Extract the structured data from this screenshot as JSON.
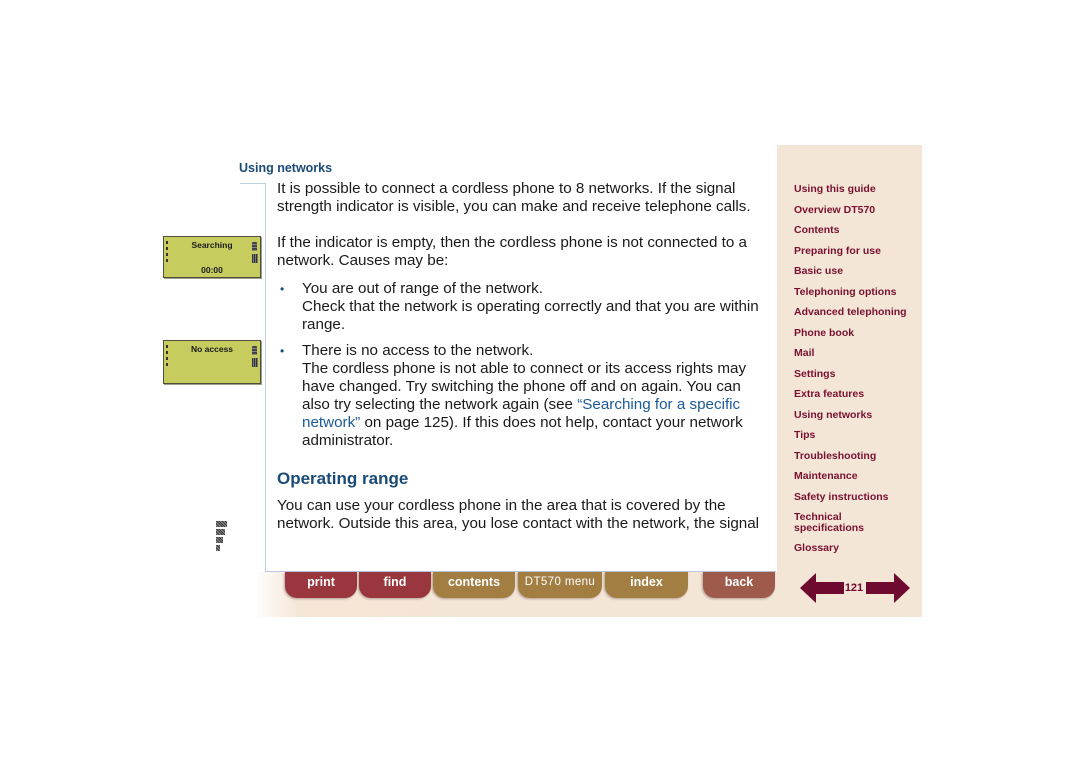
{
  "section_title": "Using networks",
  "content": {
    "paragraph1": "It is possible to connect a cordless phone to 8 networks. If the signal strength indicator is visible, you can make and receive telephone calls.",
    "paragraph2": "If the indicator is empty, then the cordless phone is not connected to a network. Causes may be:",
    "bullets": [
      {
        "marker": "•",
        "lead": "You are out of range of the network.",
        "detail": "Check that the network is operating correctly and that you are within range."
      },
      {
        "marker": "•",
        "lead": "There is no access to the network.",
        "detail_before_link": "The cordless phone is not able to connect or its access rights may have changed. Try switching the phone off and on again. You can also try selecting the network again (see ",
        "link_text": "“Searching for a specific network”",
        "detail_after_link": " on page 125). If this does not help, contact your network administrator."
      }
    ],
    "heading": "Operating range",
    "paragraph3": "You can use your cordless phone in the area that is covered by the network. Outside this area, you lose contact with the network, the signal"
  },
  "lcd_screens": [
    {
      "title": "Searching",
      "time": "00:00"
    },
    {
      "title": "No access",
      "time": ""
    }
  ],
  "nav_buttons": [
    {
      "id": "print",
      "label": "print"
    },
    {
      "id": "find",
      "label": "find"
    },
    {
      "id": "contents",
      "label": "contents"
    },
    {
      "id": "dt570-menu",
      "label": "DT570 menu"
    },
    {
      "id": "index",
      "label": "index"
    },
    {
      "id": "back",
      "label": "back"
    }
  ],
  "sidebar": {
    "items": [
      "Using this guide",
      "Overview DT570",
      "Contents",
      "Preparing for use",
      "Basic use",
      "Telephoning options",
      "Advanced telephoning",
      "Phone book",
      "Mail",
      "Settings",
      "Extra features",
      "Using networks",
      "Tips",
      "Troubleshooting",
      "Maintenance",
      "Safety instructions",
      "Technical specifications",
      "Glossary"
    ]
  },
  "pager": {
    "page_number": "121"
  },
  "colors": {
    "heading_blue": "#1a4a78",
    "link_blue": "#1a5a98",
    "sidebar_text": "#7a1030",
    "sidebar_bg": "#f3e6d6",
    "button_red": "#9a363d",
    "button_gold": "#a27e42",
    "lcd_green": "#c6cc5e"
  }
}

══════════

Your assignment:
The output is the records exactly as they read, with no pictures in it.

Completed task:
Extract the structured data from this screenshot as JSON.
{
  "section_title": "Using networks",
  "content": {
    "paragraph1": "It is possible to connect a cordless phone to 8 networks. If the signal strength indicator is visible, you can make and receive telephone calls.",
    "paragraph2": "If the indicator is empty, then the cordless phone is not connected to a network. Causes may be:",
    "bullets": [
      {
        "marker": "•",
        "lead": "You are out of range of the network.",
        "detail": "Check that the network is operating correctly and that you are within range."
      },
      {
        "marker": "•",
        "lead": "There is no access to the network.",
        "detail_before_link": "The cordless phone is not able to connect or its access rights may have changed. Try switching the phone off and on again. You can also try selecting the network again (see ",
        "link_text": "“Searching for a specific network”",
        "detail_after_link": " on page 125). If this does not help, contact your network administrator."
      }
    ],
    "heading": "Operating range",
    "paragraph3": "You can use your cordless phone in the area that is covered by the network. Outside this area, you lose contact with the network, the signal"
  },
  "lcd_screens": [
    {
      "title": "Searching",
      "time": "00:00"
    },
    {
      "title": "No access",
      "time": ""
    }
  ],
  "nav_buttons": [
    {
      "id": "print",
      "label": "print"
    },
    {
      "id": "find",
      "label": "find"
    },
    {
      "id": "contents",
      "label": "contents"
    },
    {
      "id": "dt570-menu",
      "label": "DT570 menu"
    },
    {
      "id": "index",
      "label": "index"
    },
    {
      "id": "back",
      "label": "back"
    }
  ],
  "sidebar": {
    "items": [
      "Using this guide",
      "Overview DT570",
      "Contents",
      "Preparing for use",
      "Basic use",
      "Telephoning options",
      "Advanced telephoning",
      "Phone book",
      "Mail",
      "Settings",
      "Extra features",
      "Using networks",
      "Tips",
      "Troubleshooting",
      "Maintenance",
      "Safety instructions",
      "Technical specifications",
      "Glossary"
    ]
  },
  "pager": {
    "page_number": "121"
  },
  "colors": {
    "heading_blue": "#1a4a78",
    "link_blue": "#1a5a98",
    "sidebar_text": "#7a1030",
    "sidebar_bg": "#f3e6d6",
    "button_red": "#9a363d",
    "button_gold": "#a27e42",
    "lcd_green": "#c6cc5e"
  }
}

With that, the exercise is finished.